Mark McCaughrean, a senior scientific adviser to the European Space Agency said that comets contain ingredients like CO2, methane, water, ammonia, which go into making complex molecules perhaps catalyzed by UV-light from the Sun, cosmic rays or in the shock waves that are created when a comet hits the surface of a young planet like the Earth.
It is still not clear if the complex molecules found on 67P/Churyumov-Gerasimenko were created in the early solar system and then integrated into the comet or formed there later.
Mark added that comets were the right place to look for the building blocks or the complex molecules which were the precursors to the evolution of life.
He, however, dismissed reports that evidence of life was found in the comet. McCaughrean, however, opined that the complex molecules found in the comet could be converted into still more complex molecules such as amino acids in events such as a planetary impact.
Living organisms have proteins that are the fundamentals of life and are made of long chains of amino acids.

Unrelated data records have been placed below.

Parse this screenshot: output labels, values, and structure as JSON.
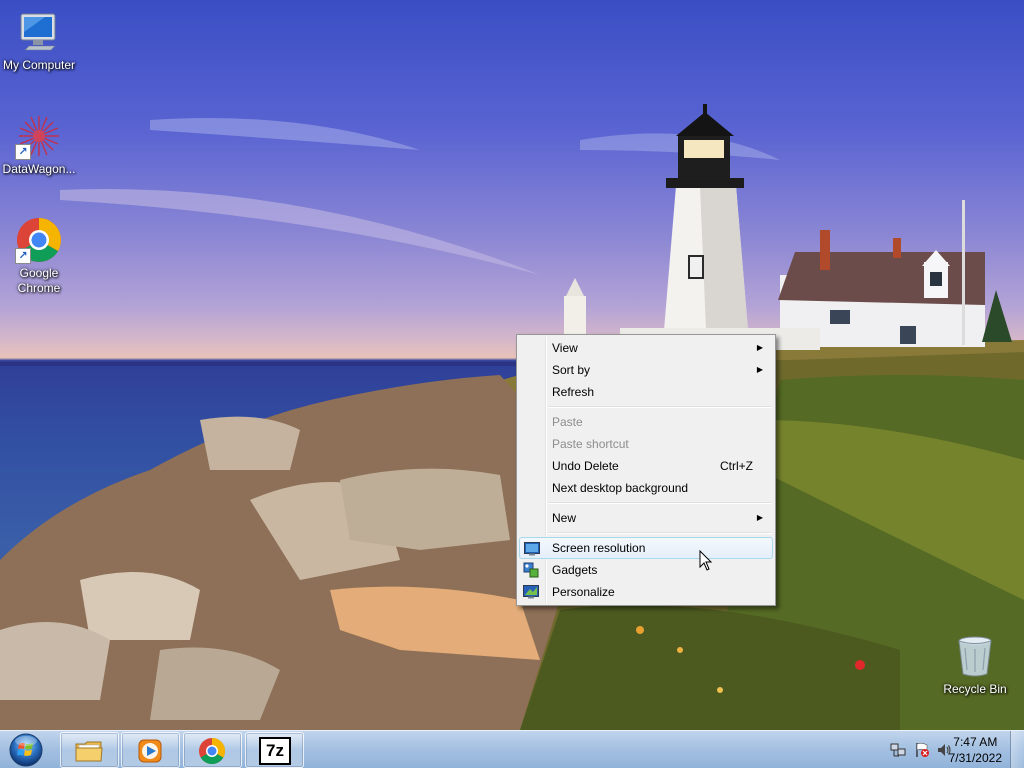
{
  "desktop": {
    "icons": [
      {
        "label": "My Computer",
        "icon": "computer-icon"
      },
      {
        "label": "DataWagon...",
        "icon": "datawagon-icon"
      },
      {
        "label": "Google Chrome",
        "icon": "chrome-icon"
      },
      {
        "label": "Recycle Bin",
        "icon": "recycle-bin-icon"
      }
    ]
  },
  "context_menu": {
    "items": [
      {
        "label": "View",
        "submenu": true
      },
      {
        "label": "Sort by",
        "submenu": true
      },
      {
        "label": "Refresh"
      },
      {
        "label": "Paste",
        "disabled": true
      },
      {
        "label": "Paste shortcut",
        "disabled": true
      },
      {
        "label": "Undo Delete",
        "shortcut": "Ctrl+Z"
      },
      {
        "label": "Next desktop background"
      },
      {
        "label": "New",
        "submenu": true
      },
      {
        "label": "Screen resolution",
        "icon": "screen-resolution-icon",
        "highlighted": true
      },
      {
        "label": "Gadgets",
        "icon": "gadgets-icon"
      },
      {
        "label": "Personalize",
        "icon": "personalize-icon"
      }
    ]
  },
  "taskbar": {
    "pinned": [
      {
        "name": "Windows Explorer",
        "icon": "folder-icon"
      },
      {
        "name": "Windows Media Player",
        "icon": "media-player-icon"
      },
      {
        "name": "Google Chrome",
        "icon": "chrome-icon"
      },
      {
        "name": "7-Zip",
        "icon": "7zip-icon",
        "text": "7z"
      }
    ],
    "tray": {
      "icons": [
        "network-icon",
        "action-center-flag-icon",
        "volume-icon"
      ],
      "time": "7:47 AM",
      "date": "7/31/2022"
    }
  },
  "colors": {
    "menu_highlight_border": "#a8d8eb",
    "taskbar": "#a0bee1",
    "disabled_text": "#8d8d8d"
  }
}
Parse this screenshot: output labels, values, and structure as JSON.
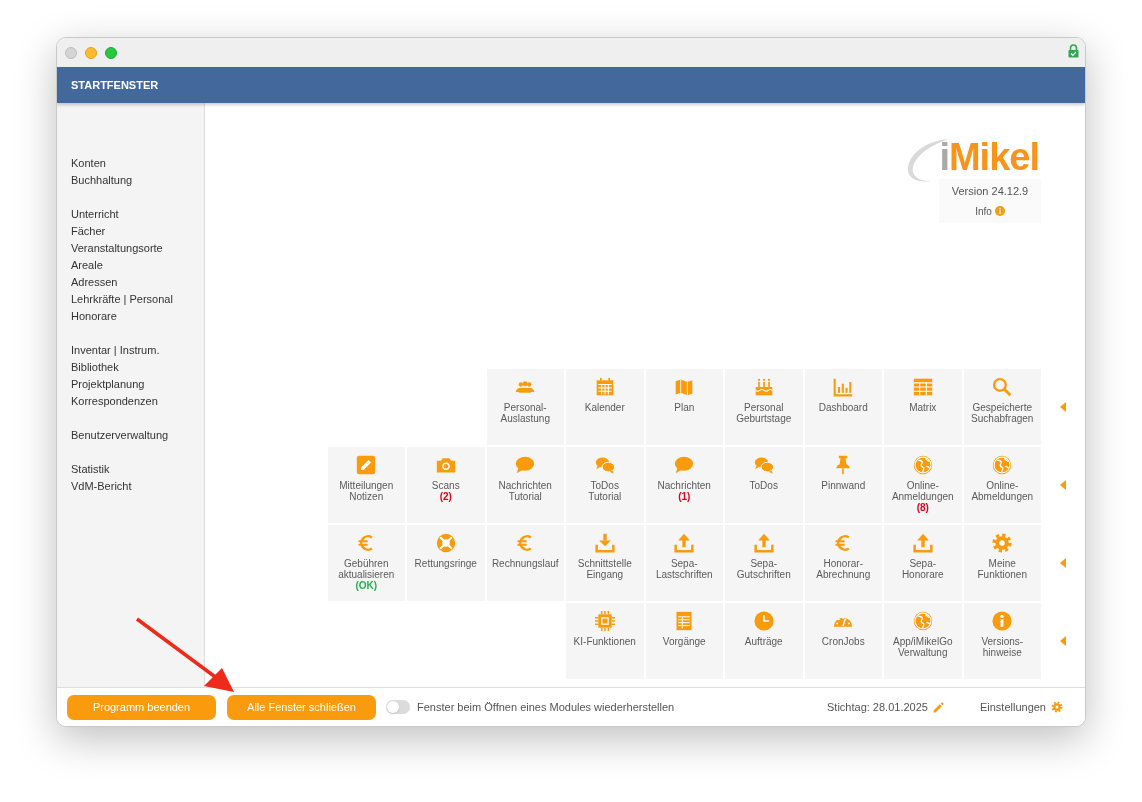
{
  "window": {
    "title": "STARTFENSTER"
  },
  "sidebar": {
    "groups": [
      {
        "items": [
          "Konten",
          "Buchhaltung"
        ]
      },
      {
        "items": [
          "Unterricht",
          "Fächer",
          "Veranstaltungsorte",
          "Areale",
          "Adressen",
          "Lehrkräfte | Personal",
          "Honorare"
        ]
      },
      {
        "items": [
          "Inventar | Instrum.",
          "Bibliothek",
          "Projektplanung",
          "Korrespondenzen"
        ]
      },
      {
        "items": [
          "Benutzerverwaltung"
        ]
      },
      {
        "items": [
          "Statistik",
          "VdM-Bericht"
        ]
      }
    ]
  },
  "logo": {
    "name": "iMikel",
    "version": "Version 24.12.9",
    "info": "Info"
  },
  "tile_rows": [
    {
      "tiles": [
        {
          "kind": "people",
          "label": "Personal-\nAuslastung"
        },
        {
          "kind": "calendar",
          "label": "Kalender"
        },
        {
          "kind": "map",
          "label": "Plan"
        },
        {
          "kind": "cake",
          "label": "Personal\nGeburtstage"
        },
        {
          "kind": "chart",
          "label": "Dashboard"
        },
        {
          "kind": "table",
          "label": "Matrix"
        },
        {
          "kind": "search",
          "label": "Gespeicherte\nSuchabfragen"
        }
      ]
    },
    {
      "tiles": [
        {
          "kind": "edit",
          "label": "Mitteilungen\nNotizen"
        },
        {
          "kind": "camera",
          "label": "Scans",
          "badge": {
            "text": "(2)",
            "color": "#e0001b"
          }
        },
        {
          "kind": "chat",
          "label": "Nachrichten\nTutorial"
        },
        {
          "kind": "chats",
          "label": "ToDos\nTutorial"
        },
        {
          "kind": "chat",
          "label": "Nachrichten",
          "badge": {
            "text": "(1)",
            "color": "#e0001b"
          }
        },
        {
          "kind": "chats",
          "label": "ToDos"
        },
        {
          "kind": "pin",
          "label": "Pinnwand"
        },
        {
          "kind": "globe",
          "label": "Online-\nAnmeldungen",
          "badge": {
            "text": "(8)",
            "color": "#e0001b"
          }
        },
        {
          "kind": "globe",
          "label": "Online-\nAbmeldungen"
        }
      ]
    },
    {
      "tiles": [
        {
          "kind": "euro",
          "label": "Gebühren\naktualisieren",
          "badge": {
            "text": "(OK)",
            "color": "#22b14c"
          }
        },
        {
          "kind": "lifebuoy",
          "label": "Rettungsringe"
        },
        {
          "kind": "euro",
          "label": "Rechnungslauf"
        },
        {
          "kind": "download",
          "label": "Schnittstelle\nEingang"
        },
        {
          "kind": "upload",
          "label": "Sepa-\nLastschriften"
        },
        {
          "kind": "upload",
          "label": "Sepa-\nGutschriften"
        },
        {
          "kind": "euro",
          "label": "Honorar-\nAbrechnung"
        },
        {
          "kind": "upload",
          "label": "Sepa-\nHonorare"
        },
        {
          "kind": "gear",
          "label": "Meine\nFunktionen"
        }
      ]
    },
    {
      "tiles": [
        {
          "kind": "chip",
          "label": "KI-Funktionen"
        },
        {
          "kind": "sheet",
          "label": "Vorgänge"
        },
        {
          "kind": "clock",
          "label": "Aufträge"
        },
        {
          "kind": "gauge",
          "label": "CronJobs"
        },
        {
          "kind": "globe",
          "label": "App/iMikelGo\nVerwaltung"
        },
        {
          "kind": "info",
          "label": "Versions-\nhinweise"
        }
      ]
    }
  ],
  "footer": {
    "buttons": [
      "Programm beenden",
      "Alle Fenster schließen"
    ],
    "restore_toggle": {
      "on": false,
      "label": "Fenster beim Öffnen eines Modules wiederherstellen"
    },
    "key_date": "Stichtag: 28.01.2025",
    "settings": "Einstellungen"
  },
  "annotation": {
    "kind": "arrow"
  }
}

The simplest amino acid, glycine was detected in the material collected from the tail of another comet by Stardust mission of NASA a few years ago.
Scientists associated with the Philae mission had not been able to detect any amino acid on 67P yet. It does not mean that they are not there. Philae was able to conduct the experiments for 60 hours only before the batteries were exhausted. Scientists were not able to complete all the experiments they had envisaged.